Before signing up for any credit card, you should know the annual percentage rate, which is how much the creditor is charging you to borrow money. Creditors use your credit score, income, payment history and economic indicators to set this rate. It is important to understand how these fees work so that not to be surprised when your monthly bill arrives.

Will You Benefit From Any Rewards Offered?

Credit card companies use rewards to lure customers to apply for their cards, but in some cases, purchases must be related to the type of rewards being offered. Read the fine print to know if there are any stipulations regarding any type of rewards being offered. You may find that your spending won't generate much in terms of rewards.

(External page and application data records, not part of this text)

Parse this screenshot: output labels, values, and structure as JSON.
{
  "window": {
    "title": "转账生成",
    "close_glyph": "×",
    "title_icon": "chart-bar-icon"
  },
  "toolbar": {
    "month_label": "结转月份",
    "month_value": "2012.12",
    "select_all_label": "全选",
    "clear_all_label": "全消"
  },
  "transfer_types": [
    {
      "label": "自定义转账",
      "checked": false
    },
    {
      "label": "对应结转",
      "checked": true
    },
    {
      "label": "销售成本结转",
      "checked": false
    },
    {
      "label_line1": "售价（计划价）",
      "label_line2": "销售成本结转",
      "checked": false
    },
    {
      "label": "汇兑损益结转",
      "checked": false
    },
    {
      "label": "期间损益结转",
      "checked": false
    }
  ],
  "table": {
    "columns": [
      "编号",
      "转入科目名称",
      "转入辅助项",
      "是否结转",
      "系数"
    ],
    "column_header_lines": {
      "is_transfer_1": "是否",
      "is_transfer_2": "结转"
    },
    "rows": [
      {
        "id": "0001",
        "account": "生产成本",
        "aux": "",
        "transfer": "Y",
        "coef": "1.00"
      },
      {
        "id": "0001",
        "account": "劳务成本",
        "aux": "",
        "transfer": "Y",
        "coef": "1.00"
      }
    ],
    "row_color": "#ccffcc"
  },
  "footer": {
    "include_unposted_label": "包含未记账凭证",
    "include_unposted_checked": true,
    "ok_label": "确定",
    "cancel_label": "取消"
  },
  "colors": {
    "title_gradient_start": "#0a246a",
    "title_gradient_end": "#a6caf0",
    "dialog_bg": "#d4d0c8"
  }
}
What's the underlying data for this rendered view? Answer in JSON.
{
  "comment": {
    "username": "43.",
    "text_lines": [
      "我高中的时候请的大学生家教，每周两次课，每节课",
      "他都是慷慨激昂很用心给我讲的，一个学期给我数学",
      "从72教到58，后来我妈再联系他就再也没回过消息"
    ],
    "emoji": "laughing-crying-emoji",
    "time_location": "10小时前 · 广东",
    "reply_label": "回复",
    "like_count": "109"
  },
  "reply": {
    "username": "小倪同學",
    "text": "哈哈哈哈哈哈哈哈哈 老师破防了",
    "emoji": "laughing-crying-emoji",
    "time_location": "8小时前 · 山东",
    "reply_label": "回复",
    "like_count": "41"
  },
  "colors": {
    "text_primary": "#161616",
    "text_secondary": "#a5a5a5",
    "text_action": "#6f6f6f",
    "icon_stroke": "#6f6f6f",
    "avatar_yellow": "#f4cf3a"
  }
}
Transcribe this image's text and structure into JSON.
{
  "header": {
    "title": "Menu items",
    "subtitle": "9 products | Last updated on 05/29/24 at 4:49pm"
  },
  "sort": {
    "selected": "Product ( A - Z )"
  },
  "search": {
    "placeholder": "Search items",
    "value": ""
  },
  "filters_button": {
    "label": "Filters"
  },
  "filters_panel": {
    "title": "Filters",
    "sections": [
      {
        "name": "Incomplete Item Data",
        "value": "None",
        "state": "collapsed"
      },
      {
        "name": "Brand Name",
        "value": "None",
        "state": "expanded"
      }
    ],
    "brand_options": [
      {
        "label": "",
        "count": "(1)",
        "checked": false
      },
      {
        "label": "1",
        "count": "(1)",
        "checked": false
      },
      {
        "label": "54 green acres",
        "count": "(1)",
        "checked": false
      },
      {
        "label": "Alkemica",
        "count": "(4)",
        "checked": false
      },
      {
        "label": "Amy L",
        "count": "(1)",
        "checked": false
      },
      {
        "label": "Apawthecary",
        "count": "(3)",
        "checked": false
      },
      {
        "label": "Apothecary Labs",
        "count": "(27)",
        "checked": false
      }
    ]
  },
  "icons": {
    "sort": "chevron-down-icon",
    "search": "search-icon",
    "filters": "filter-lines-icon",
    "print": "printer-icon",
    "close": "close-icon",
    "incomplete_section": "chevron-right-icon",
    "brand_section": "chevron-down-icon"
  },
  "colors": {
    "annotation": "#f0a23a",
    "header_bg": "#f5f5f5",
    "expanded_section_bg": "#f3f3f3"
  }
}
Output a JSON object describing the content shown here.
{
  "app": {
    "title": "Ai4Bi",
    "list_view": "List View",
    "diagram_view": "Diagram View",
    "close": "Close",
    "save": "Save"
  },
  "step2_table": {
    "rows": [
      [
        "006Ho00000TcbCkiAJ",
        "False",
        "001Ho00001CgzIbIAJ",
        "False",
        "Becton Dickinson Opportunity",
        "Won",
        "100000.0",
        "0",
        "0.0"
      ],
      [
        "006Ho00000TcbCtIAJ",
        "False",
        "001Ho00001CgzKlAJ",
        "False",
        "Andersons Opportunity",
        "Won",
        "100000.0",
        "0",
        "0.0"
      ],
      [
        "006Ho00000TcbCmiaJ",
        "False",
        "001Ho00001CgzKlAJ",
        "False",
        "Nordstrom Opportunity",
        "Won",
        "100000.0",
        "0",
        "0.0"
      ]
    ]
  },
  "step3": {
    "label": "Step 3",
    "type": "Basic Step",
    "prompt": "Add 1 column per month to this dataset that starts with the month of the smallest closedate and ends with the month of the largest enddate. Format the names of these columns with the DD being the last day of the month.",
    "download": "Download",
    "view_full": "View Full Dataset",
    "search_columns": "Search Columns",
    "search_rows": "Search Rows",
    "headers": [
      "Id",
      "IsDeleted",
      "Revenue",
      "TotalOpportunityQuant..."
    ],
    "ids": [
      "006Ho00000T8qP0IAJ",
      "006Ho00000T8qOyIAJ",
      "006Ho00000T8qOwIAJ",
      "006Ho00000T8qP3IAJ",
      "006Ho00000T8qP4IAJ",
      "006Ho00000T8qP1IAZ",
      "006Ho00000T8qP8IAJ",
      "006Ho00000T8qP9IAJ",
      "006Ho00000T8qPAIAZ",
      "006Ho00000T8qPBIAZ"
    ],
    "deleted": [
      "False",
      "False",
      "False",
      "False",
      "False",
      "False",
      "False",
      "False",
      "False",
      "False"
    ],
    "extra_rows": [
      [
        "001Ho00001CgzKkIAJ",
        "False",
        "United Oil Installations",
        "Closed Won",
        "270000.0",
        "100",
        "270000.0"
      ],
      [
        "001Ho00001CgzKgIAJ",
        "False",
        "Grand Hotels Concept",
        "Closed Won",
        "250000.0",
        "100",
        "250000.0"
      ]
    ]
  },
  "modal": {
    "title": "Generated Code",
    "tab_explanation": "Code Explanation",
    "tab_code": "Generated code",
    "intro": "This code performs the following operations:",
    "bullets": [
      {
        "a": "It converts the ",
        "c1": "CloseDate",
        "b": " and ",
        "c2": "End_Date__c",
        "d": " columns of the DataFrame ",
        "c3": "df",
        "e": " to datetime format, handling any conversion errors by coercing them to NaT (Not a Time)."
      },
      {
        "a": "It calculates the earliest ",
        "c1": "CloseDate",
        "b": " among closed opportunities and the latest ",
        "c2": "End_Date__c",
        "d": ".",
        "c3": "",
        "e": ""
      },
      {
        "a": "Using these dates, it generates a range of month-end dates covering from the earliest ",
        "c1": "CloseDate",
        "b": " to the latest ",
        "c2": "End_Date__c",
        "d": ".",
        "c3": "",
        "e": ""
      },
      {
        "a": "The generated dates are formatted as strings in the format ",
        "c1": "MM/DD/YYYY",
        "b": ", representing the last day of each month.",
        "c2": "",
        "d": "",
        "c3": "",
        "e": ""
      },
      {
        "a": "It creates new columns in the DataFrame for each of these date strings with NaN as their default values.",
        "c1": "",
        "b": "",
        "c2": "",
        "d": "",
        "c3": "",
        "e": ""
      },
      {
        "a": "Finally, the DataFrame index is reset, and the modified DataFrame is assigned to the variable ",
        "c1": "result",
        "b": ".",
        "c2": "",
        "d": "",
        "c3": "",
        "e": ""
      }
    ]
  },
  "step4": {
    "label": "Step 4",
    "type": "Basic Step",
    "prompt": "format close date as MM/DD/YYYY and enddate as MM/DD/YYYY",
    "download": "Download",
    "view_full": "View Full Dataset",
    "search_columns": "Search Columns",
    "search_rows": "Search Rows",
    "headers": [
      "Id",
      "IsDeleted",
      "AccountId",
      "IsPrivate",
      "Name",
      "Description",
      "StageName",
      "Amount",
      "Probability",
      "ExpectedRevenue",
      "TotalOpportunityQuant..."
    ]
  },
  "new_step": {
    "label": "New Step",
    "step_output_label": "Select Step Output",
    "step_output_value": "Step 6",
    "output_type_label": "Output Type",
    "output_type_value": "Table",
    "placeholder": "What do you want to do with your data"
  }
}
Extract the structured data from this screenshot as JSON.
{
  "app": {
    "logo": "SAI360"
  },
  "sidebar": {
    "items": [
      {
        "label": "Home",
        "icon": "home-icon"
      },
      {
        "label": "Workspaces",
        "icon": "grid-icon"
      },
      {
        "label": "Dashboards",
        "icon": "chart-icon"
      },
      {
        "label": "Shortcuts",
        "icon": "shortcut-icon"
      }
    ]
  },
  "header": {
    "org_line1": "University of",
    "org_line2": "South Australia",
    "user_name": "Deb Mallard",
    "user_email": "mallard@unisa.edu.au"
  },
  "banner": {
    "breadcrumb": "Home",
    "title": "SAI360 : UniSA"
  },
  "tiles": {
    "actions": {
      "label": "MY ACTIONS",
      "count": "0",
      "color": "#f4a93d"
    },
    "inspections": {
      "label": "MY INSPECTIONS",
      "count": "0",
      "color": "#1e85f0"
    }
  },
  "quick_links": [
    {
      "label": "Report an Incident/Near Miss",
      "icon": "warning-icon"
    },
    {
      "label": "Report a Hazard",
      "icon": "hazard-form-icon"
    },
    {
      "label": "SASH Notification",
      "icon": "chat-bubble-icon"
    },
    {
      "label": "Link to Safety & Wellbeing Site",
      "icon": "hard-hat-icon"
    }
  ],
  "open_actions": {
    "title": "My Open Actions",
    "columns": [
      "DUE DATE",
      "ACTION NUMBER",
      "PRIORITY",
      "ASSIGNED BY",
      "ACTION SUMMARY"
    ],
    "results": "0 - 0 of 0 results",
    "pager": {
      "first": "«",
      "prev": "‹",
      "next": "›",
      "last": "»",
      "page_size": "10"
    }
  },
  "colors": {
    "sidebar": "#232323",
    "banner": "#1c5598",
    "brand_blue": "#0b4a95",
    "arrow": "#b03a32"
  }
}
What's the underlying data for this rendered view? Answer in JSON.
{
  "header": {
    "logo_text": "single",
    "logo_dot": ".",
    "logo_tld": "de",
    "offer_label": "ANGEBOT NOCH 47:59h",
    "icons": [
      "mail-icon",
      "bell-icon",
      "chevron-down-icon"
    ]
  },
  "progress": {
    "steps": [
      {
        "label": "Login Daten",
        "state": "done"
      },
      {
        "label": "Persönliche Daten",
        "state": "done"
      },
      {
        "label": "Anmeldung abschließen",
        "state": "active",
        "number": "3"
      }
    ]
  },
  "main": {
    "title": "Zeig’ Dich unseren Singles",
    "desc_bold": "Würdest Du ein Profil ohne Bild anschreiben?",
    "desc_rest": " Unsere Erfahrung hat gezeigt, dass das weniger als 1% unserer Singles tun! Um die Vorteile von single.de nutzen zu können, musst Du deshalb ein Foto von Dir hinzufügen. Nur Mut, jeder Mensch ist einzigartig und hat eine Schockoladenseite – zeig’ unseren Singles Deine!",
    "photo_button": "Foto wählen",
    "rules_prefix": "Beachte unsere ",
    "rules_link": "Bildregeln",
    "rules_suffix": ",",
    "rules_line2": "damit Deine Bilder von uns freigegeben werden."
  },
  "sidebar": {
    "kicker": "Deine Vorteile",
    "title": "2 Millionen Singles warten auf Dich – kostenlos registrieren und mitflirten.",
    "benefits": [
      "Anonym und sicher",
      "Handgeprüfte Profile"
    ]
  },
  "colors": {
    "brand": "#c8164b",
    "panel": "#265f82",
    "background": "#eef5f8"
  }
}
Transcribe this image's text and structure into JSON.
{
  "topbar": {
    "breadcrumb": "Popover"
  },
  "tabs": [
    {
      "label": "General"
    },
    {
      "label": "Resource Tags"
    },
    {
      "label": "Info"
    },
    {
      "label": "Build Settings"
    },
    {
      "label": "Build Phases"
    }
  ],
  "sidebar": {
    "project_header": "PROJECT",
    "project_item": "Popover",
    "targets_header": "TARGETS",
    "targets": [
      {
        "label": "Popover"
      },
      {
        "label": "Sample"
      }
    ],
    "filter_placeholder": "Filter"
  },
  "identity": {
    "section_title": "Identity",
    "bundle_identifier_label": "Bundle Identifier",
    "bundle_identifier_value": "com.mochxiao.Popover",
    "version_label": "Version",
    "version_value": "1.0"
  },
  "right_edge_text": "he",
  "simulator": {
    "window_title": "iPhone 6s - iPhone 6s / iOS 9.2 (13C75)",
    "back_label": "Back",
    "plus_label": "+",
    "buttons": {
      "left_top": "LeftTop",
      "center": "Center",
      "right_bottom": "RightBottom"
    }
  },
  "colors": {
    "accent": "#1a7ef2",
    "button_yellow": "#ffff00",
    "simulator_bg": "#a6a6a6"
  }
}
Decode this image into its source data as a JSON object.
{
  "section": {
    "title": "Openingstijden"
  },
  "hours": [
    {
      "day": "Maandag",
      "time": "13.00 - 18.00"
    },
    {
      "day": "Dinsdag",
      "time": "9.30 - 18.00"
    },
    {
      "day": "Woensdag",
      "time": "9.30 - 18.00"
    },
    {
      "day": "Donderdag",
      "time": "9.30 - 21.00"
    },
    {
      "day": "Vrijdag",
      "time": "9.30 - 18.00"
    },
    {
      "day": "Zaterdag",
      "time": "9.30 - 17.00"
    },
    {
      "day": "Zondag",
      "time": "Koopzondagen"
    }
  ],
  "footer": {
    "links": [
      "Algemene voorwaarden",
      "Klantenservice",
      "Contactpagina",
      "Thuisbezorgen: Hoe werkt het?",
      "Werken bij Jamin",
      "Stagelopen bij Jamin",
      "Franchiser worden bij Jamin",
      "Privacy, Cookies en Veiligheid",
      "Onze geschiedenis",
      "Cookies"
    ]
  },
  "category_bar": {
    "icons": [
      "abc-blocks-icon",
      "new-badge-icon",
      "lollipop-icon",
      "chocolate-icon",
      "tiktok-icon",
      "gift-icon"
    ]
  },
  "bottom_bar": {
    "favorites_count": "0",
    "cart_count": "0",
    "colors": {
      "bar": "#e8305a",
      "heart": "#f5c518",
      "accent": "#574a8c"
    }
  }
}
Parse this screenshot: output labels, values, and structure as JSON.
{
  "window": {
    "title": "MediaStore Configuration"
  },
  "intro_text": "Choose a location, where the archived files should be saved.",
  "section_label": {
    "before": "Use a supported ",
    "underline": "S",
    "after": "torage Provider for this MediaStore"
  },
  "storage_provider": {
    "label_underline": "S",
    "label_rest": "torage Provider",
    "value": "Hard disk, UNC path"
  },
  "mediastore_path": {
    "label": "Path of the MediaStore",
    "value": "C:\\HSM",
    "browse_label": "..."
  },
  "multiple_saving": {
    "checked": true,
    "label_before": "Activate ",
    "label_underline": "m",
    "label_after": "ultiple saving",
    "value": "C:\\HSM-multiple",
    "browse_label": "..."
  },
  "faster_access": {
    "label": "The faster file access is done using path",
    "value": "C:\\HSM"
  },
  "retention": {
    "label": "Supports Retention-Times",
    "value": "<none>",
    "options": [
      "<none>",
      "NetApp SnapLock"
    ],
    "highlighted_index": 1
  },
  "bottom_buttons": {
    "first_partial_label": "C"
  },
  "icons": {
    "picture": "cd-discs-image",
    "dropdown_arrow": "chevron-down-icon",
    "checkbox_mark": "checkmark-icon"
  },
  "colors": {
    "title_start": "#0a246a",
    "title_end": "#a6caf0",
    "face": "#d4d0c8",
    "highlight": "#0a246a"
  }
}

Are You Willing to Pay an Annual Fee?

Credit card companies that charge an annual fee usually have features that make the fee worthwhile. Sometimes these features come in form of rewards, such as cash-back incentives, which could turn out to be greater than the cost of the yearly fee. Other cards with fees might offer membership benefits that could include discounts on purchases, hotel upgrades, or other perks.

If you find that you cannot earn a card's annual fee back in the certain type of reward, it may be best to go with a card charging lower fee or no fee at all.

Consider How You Spend Money

You shouldn't be tempted by sign-up offers from credit card companies if you won’t benefit from any of the card's perks. Likewise, don't let a good rewards plan to lure you into signing a contract. For example, if you don't travel very often, a travel rewards card would not benefit you no matter how good the rewards plan might be.

Consider How Many Credit Cards You Already Own

If you’re able to manage the credit card(s) you already own, you might benefit from another credit card by utilizing any rewards and perks it offers. Another advantage of owning more than one credit card could be to boost your credit score. Some people also find that having more than one card offers a sense of security should one card become lost or stolen.

Know Your Limits

If you’re not able to pay your current credit card balance, or if you struggle to pay bills every month, another credit card could lead to more debt in your future. Using credit cards can be tempting but remember you will have to pay back the money you borrowed sooner or later -- plus interest.

If you’ve decided that you want to apply for a credit card, one way to know if a card is the best for you is to read the contract, especially the fine print. Read credit card reviews and do your homework. Just like any other business, credit card companies are there to make money. Always be certain that you understand and can comply with the company’s terms of the agreement before choosing a credit card.